If there is a place worth flying to for lunch from New York City — and on Election Day no less — it is probably Locke-Ober in Boston. Already Beantown’s leading French restaurant in 1883, it retains the Gilded Age grandeur you would associate not so much with old New England Brahmins as with the huge fortunes made by the captains of industry and Wall Street magnates in the late 19th century.
Lunching here feels like being an extra on a movie set. All that’s missing is a cloud of cigar smoke. On the other hand, a private room tucked away upstairs is known as the Kennedy Room — allegedly, a place for amorous assignations for the 35th President.
Gilded Age wealth may be the province of LPL’s founders Todd Robinson, Dave Butterfield and Jim Putnam after last year’s purchase of a 60 percent stake by private equity giants Hellman & Friedman and Texas Pacific Group. The deal allowed the founders to cash out and retire from active management, while also valuing LPL at a cool $2.5 billion. Casady, brought in four years ago, now combines the titles of chairman, CEO and president and runs the largest independent broker/dealer with a cast of 7,500 financial advisors — including the recently purchased UVEST Financial Services.
But the headcount is not the point, says Casady. Nor is it average annual production per FA ($225,000, excluding the UVEST advisors).
“Advisors own their business and it is up to them to determine how they would want to grow it,” says Casady. “A lot of times it is a lifestyle question, of how much they want to work and a balance they want to strike between work and family. It’s a decision each independent contractor has to make.”
In the independent advisor universe, there is a range of business models, each entailing a wide variety of decisions about this balance. LPL is as much a technology and outsourcing company as it is a broker/dealer, says Casady. It provides the tools, the services, the training and the investment research — the four pillars, he calls them — that allow advisors to make the best choices they can make not just in their business, but in life, as well.
The two go hand in hand, however. The company has invested hundreds of millions of dollars in technology, to create what Casady refers to as an “LPL world,” which he claims is fundamentally different from other independents’ world. As an example, he says that a typical advisor running a private practice spends 30 percent of his time on administrative tasks. LPL has brought it down to less than 10 percent, leaving the FA more time to talk with clients — or to spend with family.
Casady prefers to define success by such parameters as the level of recommendation — how often the firm is being recommended — which LPL has been measuring for five years.
For a company its size, LPL has done relatively few acquisitions after the original merger between Linsco and Private Ledger. Last year’s UVEST deal follows the acquisition of Phoenix Companies in 2004. The acquisitions beefed up the advisor force, but relative to organic growth they were small, claims Casady. In any given year, the bulk of revenue growth, as much as 95 percent, is defined by advisors who have been with the company for more than two years.
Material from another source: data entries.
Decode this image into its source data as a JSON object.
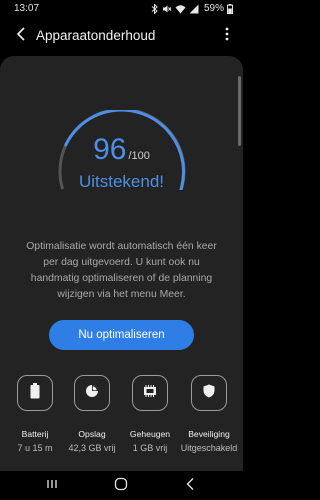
{
  "status_bar": {
    "time": "13:07",
    "battery": "59%",
    "icons": [
      "bluetooth-icon",
      "mute-icon",
      "wifi-icon",
      "signal-icon",
      "battery-icon"
    ]
  },
  "app_bar": {
    "title": "Apparaatonderhoud",
    "back_icon": "arrow-back-icon",
    "more_icon": "more-vert-icon"
  },
  "score": {
    "value": "96",
    "max": "/100",
    "rating": "Uitstekend!",
    "fraction": 0.96
  },
  "description": "Optimalisatie wordt automatisch één keer per dag uitgevoerd. U kunt ook nu handmatig optimaliseren of de planning wijzigen via het menu Meer.",
  "optimize_button": "Nu optimaliseren",
  "items": [
    {
      "label": "Batterij",
      "value": "7 u 15 m",
      "icon": "battery-icon"
    },
    {
      "label": "Opslag",
      "value": "42,3 GB vrij",
      "icon": "storage-pie-icon"
    },
    {
      "label": "Geheugen",
      "value": "1 GB vrij",
      "icon": "memory-chip-icon"
    },
    {
      "label": "Beveiliging",
      "value": "Uitgeschakeld",
      "icon": "shield-icon"
    }
  ],
  "colors": {
    "accent": "#4d8fe6",
    "button": "#2f7ee6",
    "card": "#232323",
    "background": "#000000"
  },
  "nav_bar": [
    "recents-icon",
    "home-icon",
    "back-icon"
  ]
}
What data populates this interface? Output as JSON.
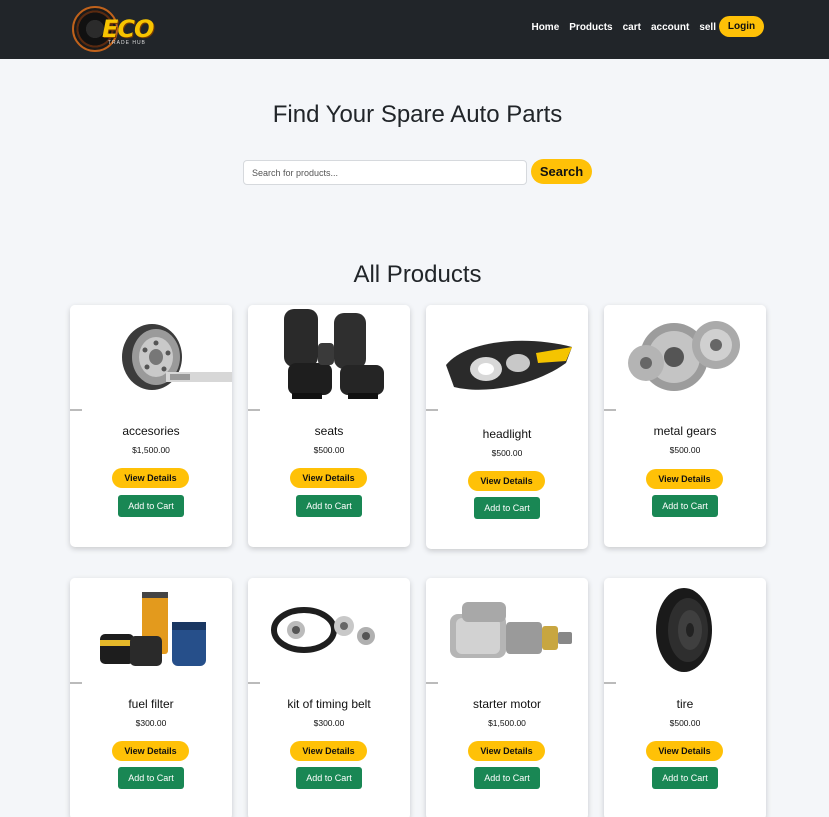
{
  "brand": {
    "name": "ECO",
    "tagline": "TRADE HUB"
  },
  "nav": {
    "links": [
      "Home",
      "Products",
      "cart",
      "account",
      "sell"
    ],
    "login_label": "Login"
  },
  "hero": {
    "title": "Find Your Spare Auto Parts"
  },
  "search": {
    "placeholder": "Search for products...",
    "value": "",
    "button_label": "Search"
  },
  "products_section": {
    "title": "All Products"
  },
  "buttons": {
    "view_details": "View Details",
    "add_to_cart": "Add to Cart"
  },
  "products": [
    {
      "name": "accesories",
      "price": "$1,500.00",
      "icon": "steel-wheel-rim-icon"
    },
    {
      "name": "seats",
      "price": "$500.00",
      "icon": "car-seats-icon"
    },
    {
      "name": "headlight",
      "price": "$500.00",
      "icon": "headlight-icon"
    },
    {
      "name": "metal gears",
      "price": "$500.00",
      "icon": "metal-gears-icon"
    },
    {
      "name": "fuel filter",
      "price": "$300.00",
      "icon": "fuel-filter-icon"
    },
    {
      "name": "kit of timing belt",
      "price": "$300.00",
      "icon": "timing-belt-kit-icon"
    },
    {
      "name": "starter motor",
      "price": "$1,500.00",
      "icon": "starter-motor-icon"
    },
    {
      "name": "tire",
      "price": "$500.00",
      "icon": "tire-icon"
    }
  ],
  "colors": {
    "navbar": "#212529",
    "accent": "#ffc107",
    "cart_button": "#198754",
    "page_bg": "#f4f6f9"
  }
}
Over the past five years, success in the industry has been defined by decisions made during the downturn, in 2001-2003. Now that the business has rebounded, companies that invested heavily during the downturn are seeing a recovery in their profit margins. For LPL, profit margin improvements from this source have lasted through 2005 and even into 2006.
“The next few years will be defined by scale,” says Casady. “Which broker/dealers are investing to attain scale for advisors and for their own business, and what they are doing with that scale.”
LPL has deployed that scale to generate profits, for the firm and for advisors. Maximum payouts for 2007 were increased from 92 percent to 95 percent for advisors producing at least $1 million, and to 98 percent for those doing $4 million or better. A study by Moss Adams last year found a substantially higher level of profitability for LPL advisors than its competitors, as well as very high revenue per client compared to wirehouses and other independents.
This is what is going to drive further consolidation in the industry, according to Casady. Companies that didn’t invest during the downturn lag behind in profit margin recovery and are unable to keep up with the technology investment needed to improve services and reduce costs for advisors.